Task directions »
Examine the material below. Gather every line in which the string "screenshot" appears.

Records provided »
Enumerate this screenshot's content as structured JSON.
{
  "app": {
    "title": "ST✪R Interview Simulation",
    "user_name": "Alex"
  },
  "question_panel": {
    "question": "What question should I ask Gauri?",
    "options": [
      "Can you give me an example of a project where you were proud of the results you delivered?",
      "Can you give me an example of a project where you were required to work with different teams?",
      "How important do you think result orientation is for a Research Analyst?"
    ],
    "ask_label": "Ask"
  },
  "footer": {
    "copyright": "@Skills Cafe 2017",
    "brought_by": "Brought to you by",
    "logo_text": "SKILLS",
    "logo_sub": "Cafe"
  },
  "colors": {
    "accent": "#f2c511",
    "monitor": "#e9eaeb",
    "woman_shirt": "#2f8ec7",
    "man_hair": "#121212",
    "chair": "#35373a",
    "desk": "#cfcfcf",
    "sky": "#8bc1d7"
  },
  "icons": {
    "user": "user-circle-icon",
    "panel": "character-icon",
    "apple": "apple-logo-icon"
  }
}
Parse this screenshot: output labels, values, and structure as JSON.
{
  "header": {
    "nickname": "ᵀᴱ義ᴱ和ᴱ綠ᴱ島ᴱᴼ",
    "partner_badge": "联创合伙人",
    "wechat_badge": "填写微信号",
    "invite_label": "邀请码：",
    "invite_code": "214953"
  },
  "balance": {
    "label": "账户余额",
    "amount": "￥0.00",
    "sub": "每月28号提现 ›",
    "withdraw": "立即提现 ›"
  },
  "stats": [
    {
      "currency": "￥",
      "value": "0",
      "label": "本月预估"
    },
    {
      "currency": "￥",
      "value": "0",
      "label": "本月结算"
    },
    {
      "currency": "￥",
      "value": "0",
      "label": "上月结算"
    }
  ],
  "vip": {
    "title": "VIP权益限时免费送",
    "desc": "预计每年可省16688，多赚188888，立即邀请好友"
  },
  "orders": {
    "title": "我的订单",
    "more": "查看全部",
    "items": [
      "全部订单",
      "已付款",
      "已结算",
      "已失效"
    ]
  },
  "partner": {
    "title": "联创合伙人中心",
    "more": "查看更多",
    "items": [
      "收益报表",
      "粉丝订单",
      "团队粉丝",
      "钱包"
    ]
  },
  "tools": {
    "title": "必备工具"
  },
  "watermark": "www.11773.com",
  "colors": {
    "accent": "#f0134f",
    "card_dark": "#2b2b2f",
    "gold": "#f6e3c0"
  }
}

Task response »
Enumerate this screenshot's content as structured JSON.
Parse this screenshot: output labels, values, and structure as JSON.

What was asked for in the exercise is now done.